Exercise description
In full and exactly, please return the records, but keep out the pictures.

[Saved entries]
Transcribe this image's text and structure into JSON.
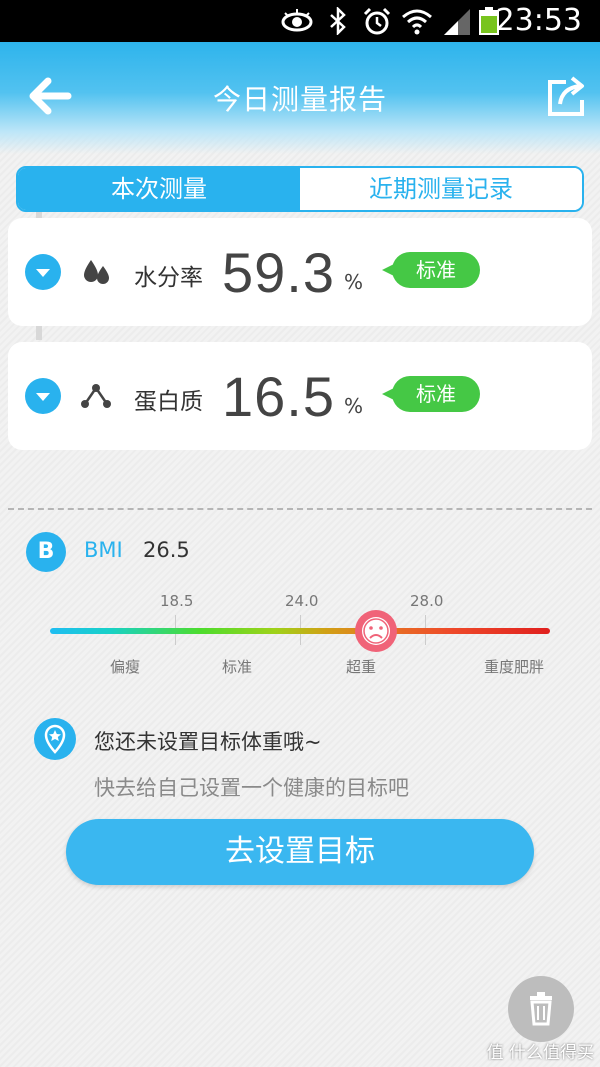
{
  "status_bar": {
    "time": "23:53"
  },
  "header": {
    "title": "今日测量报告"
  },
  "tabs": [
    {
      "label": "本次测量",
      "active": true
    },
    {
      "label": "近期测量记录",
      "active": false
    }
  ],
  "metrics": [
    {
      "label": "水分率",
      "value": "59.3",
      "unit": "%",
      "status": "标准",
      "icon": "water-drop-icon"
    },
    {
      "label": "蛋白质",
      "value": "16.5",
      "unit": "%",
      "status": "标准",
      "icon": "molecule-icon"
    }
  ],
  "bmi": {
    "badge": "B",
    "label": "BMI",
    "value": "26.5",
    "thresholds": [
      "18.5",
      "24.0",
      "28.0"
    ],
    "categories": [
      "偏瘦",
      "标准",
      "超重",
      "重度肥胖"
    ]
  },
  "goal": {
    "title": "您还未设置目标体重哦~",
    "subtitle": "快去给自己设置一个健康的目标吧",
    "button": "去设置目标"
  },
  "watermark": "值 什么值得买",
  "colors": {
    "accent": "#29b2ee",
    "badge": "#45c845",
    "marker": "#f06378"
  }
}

Result of the exercise
Transcribe this image's text and structure into JSON.
{
  "status_bar": {
    "time": "23:53"
  },
  "header": {
    "title": "今日测量报告"
  },
  "tabs": [
    {
      "label": "本次测量",
      "active": true
    },
    {
      "label": "近期测量记录",
      "active": false
    }
  ],
  "metrics": [
    {
      "label": "水分率",
      "value": "59.3",
      "unit": "%",
      "status": "标准",
      "icon": "water-drop-icon"
    },
    {
      "label": "蛋白质",
      "value": "16.5",
      "unit": "%",
      "status": "标准",
      "icon": "molecule-icon"
    }
  ],
  "bmi": {
    "badge": "B",
    "label": "BMI",
    "value": "26.5",
    "thresholds": [
      "18.5",
      "24.0",
      "28.0"
    ],
    "categories": [
      "偏瘦",
      "标准",
      "超重",
      "重度肥胖"
    ]
  },
  "goal": {
    "title": "您还未设置目标体重哦~",
    "subtitle": "快去给自己设置一个健康的目标吧",
    "button": "去设置目标"
  },
  "watermark": "值 什么值得买",
  "colors": {
    "accent": "#29b2ee",
    "badge": "#45c845",
    "marker": "#f06378"
  }
}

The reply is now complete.